Among the records below, find each line containing the word "content" and copy it.

---------- SOURCE MATERIAL ----------

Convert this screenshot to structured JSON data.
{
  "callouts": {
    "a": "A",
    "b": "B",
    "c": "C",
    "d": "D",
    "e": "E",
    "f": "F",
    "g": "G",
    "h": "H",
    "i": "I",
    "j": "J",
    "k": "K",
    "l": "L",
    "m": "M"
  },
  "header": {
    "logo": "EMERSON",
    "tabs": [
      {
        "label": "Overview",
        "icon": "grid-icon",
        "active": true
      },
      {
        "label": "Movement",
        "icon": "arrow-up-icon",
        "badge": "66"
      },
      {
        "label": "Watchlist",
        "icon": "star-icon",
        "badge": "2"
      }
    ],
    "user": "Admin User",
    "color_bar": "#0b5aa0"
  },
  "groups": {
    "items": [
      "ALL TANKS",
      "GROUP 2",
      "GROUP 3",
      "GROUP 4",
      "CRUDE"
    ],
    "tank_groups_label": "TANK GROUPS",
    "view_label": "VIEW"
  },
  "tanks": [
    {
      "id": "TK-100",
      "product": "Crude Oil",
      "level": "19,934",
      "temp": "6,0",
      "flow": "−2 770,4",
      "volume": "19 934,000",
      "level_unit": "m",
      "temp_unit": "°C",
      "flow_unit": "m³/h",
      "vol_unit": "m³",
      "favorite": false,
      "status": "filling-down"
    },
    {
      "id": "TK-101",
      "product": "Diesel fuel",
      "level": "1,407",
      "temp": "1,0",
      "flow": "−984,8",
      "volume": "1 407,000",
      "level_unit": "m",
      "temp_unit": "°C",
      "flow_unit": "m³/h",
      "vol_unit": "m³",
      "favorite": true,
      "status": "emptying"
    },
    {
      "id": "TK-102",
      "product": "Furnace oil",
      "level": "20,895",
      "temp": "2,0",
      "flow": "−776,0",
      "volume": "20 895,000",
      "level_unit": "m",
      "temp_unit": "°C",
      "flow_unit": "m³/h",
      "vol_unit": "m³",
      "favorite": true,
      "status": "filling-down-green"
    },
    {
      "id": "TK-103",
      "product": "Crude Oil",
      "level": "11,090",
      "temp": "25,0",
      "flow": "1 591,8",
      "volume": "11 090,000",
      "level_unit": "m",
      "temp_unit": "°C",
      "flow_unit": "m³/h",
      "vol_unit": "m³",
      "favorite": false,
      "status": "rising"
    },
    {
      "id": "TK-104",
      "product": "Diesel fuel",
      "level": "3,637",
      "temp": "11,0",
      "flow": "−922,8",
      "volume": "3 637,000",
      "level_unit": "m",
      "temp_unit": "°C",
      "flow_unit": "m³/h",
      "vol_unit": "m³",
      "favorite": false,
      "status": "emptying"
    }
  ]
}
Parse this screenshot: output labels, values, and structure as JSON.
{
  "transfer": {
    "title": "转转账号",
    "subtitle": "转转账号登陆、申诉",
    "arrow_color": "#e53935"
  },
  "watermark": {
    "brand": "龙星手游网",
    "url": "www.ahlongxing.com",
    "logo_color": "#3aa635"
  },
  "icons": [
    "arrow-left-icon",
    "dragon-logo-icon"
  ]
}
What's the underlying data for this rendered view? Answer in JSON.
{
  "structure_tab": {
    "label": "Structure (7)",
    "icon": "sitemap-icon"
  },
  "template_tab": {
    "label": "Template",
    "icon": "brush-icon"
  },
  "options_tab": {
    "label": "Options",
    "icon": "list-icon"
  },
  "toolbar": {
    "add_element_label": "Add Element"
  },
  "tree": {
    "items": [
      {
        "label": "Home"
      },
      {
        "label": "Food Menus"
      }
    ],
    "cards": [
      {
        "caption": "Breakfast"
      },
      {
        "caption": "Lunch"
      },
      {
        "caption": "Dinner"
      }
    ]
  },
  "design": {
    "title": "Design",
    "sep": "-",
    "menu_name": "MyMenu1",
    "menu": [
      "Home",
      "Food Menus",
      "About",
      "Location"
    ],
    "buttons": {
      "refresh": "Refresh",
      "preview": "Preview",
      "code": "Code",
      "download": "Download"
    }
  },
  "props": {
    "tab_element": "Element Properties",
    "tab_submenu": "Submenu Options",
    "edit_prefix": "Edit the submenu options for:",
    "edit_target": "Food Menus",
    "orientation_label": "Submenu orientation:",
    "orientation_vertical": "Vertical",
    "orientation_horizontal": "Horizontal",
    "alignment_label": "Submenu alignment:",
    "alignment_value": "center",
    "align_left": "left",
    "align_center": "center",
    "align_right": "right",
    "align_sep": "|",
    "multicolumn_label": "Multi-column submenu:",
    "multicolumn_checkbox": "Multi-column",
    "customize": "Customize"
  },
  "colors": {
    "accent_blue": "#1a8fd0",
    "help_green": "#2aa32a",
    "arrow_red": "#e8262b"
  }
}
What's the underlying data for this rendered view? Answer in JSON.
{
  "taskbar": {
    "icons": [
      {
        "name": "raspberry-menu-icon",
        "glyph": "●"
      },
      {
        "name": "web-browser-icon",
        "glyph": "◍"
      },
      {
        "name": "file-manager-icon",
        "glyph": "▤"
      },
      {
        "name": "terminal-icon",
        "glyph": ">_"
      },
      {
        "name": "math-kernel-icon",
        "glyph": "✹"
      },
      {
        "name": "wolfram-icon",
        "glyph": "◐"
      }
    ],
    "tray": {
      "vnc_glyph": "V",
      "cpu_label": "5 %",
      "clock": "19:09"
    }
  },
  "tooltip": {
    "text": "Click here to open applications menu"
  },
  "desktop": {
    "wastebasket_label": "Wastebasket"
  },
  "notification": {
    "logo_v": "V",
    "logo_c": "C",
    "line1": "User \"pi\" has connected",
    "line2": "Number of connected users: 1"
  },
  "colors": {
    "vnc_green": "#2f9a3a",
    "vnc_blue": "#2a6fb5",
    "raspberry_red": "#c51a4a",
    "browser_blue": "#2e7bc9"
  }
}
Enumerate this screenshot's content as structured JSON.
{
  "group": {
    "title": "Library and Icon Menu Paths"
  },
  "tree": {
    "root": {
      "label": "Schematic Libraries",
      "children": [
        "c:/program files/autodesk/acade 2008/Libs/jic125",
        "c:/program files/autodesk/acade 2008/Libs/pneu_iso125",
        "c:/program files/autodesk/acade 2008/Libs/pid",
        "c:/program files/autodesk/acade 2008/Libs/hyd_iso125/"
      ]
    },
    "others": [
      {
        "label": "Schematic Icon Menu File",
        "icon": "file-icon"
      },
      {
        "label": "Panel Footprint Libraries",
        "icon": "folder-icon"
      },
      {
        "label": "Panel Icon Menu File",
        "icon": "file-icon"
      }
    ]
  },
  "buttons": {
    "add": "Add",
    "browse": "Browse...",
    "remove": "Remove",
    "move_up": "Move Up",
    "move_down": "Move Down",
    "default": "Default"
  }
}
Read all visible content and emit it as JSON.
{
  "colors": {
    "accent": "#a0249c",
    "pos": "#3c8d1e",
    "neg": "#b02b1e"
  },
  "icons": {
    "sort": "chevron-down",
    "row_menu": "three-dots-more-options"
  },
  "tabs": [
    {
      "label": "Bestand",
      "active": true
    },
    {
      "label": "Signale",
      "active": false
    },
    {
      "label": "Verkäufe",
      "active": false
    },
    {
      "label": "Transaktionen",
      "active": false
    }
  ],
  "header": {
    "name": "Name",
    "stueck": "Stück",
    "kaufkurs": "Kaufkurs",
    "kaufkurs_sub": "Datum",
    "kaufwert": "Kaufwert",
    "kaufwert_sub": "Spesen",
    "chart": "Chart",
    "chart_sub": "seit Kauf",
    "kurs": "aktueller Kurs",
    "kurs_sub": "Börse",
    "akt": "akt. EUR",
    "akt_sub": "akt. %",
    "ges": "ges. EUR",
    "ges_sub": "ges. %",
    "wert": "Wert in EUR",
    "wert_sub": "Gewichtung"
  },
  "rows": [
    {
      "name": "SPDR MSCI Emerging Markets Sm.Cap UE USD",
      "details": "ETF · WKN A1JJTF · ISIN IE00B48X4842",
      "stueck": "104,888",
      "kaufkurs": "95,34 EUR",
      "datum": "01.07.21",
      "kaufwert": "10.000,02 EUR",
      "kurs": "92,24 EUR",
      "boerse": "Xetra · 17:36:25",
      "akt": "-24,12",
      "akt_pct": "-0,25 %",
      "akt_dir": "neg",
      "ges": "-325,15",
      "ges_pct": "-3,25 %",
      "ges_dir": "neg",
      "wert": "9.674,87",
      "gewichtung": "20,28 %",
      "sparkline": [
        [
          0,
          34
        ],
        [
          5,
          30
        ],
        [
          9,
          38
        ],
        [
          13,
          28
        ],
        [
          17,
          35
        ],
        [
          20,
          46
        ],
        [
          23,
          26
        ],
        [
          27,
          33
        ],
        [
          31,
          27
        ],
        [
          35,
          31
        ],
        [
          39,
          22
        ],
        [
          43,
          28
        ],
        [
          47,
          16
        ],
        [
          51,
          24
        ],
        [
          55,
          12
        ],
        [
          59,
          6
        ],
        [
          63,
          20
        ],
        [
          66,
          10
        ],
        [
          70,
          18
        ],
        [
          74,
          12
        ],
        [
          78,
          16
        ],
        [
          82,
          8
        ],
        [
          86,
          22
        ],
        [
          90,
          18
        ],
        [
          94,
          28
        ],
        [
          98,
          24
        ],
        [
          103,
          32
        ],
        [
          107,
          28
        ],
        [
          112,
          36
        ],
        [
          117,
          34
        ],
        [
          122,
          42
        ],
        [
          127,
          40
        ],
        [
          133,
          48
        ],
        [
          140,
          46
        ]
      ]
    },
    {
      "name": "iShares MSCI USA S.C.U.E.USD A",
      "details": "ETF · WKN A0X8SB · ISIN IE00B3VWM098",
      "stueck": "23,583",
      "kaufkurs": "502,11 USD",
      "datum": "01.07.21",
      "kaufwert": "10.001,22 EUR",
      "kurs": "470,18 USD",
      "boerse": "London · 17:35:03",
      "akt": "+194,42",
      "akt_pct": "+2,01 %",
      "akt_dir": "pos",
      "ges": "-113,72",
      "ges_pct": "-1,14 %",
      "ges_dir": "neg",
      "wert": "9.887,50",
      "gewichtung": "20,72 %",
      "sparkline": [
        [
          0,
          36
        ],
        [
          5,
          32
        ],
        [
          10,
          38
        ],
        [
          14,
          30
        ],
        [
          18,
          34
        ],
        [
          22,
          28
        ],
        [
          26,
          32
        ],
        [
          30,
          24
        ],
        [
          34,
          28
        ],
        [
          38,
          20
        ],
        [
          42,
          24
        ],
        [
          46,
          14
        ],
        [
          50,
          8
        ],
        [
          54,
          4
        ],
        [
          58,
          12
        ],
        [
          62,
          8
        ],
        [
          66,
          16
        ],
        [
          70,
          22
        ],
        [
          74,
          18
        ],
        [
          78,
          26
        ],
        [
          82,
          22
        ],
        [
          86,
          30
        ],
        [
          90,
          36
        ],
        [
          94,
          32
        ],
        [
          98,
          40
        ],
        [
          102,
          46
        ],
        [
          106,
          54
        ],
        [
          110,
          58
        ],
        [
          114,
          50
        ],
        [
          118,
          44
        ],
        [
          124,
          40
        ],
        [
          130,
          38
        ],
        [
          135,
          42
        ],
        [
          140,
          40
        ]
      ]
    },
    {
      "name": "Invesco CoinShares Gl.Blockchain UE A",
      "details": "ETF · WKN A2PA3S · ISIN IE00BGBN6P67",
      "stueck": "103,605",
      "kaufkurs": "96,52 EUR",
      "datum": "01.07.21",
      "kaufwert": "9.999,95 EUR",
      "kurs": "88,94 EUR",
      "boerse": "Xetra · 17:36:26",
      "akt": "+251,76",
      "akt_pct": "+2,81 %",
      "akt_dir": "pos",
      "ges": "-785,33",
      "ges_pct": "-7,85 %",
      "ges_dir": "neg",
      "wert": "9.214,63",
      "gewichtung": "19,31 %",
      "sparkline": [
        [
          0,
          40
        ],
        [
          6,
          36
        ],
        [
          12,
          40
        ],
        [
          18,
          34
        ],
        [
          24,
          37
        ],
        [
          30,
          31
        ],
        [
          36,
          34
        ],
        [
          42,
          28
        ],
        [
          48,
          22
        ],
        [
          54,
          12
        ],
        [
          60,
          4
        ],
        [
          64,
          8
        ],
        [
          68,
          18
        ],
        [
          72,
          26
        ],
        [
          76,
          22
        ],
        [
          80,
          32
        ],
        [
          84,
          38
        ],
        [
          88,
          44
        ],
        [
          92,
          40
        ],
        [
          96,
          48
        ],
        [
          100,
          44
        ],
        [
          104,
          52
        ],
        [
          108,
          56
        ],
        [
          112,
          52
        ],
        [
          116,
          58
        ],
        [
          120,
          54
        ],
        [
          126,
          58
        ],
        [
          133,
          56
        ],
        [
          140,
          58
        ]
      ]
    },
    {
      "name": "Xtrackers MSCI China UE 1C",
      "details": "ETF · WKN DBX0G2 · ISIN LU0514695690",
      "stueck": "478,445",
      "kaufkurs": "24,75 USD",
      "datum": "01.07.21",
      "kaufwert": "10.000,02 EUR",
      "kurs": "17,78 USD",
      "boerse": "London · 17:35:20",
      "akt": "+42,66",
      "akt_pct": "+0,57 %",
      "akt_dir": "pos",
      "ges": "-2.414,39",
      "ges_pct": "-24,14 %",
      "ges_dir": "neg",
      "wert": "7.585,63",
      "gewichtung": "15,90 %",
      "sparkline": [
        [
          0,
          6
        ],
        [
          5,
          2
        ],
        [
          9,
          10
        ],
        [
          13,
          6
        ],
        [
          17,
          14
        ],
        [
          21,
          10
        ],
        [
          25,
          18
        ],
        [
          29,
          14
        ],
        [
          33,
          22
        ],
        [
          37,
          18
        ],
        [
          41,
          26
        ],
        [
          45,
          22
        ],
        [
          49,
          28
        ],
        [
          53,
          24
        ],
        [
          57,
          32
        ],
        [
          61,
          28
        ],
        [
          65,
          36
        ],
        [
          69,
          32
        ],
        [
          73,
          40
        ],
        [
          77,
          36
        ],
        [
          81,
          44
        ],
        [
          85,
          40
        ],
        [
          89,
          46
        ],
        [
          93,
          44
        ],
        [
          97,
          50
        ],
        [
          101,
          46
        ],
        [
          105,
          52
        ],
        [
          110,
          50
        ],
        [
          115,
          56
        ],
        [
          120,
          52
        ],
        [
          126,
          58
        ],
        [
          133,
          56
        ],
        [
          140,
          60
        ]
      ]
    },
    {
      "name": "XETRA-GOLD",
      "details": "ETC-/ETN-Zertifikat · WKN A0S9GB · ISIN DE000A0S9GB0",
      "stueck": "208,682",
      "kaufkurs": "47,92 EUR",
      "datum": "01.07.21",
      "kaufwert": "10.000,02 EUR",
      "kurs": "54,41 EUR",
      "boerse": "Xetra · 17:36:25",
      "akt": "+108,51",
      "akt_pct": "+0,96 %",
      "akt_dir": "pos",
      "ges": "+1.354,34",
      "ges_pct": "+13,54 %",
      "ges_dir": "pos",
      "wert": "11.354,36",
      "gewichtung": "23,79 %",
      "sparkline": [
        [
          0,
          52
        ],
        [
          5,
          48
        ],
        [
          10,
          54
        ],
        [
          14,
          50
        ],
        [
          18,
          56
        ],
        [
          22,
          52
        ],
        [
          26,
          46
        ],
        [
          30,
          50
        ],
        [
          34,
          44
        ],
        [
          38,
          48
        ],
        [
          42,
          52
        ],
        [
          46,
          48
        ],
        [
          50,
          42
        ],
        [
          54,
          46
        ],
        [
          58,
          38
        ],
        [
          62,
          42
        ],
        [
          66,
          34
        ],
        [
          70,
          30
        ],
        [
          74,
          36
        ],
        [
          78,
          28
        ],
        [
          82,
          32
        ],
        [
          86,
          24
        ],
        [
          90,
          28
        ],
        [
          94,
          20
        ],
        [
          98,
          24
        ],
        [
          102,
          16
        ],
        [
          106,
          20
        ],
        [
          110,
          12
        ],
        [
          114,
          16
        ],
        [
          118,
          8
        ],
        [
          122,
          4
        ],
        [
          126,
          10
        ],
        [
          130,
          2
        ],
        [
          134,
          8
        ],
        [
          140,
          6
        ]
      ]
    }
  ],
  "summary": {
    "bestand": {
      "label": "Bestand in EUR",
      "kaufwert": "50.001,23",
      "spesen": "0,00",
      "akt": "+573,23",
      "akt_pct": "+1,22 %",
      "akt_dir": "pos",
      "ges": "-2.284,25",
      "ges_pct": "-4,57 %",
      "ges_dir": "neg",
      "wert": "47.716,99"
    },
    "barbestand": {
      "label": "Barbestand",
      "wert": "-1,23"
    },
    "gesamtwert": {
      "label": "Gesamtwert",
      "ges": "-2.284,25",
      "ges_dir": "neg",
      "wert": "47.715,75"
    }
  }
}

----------

:: ANSWER TO THE EXERCISE ::
Enumerate this screenshot's content as structured JSON.
Read all visible content and emit it as JSON.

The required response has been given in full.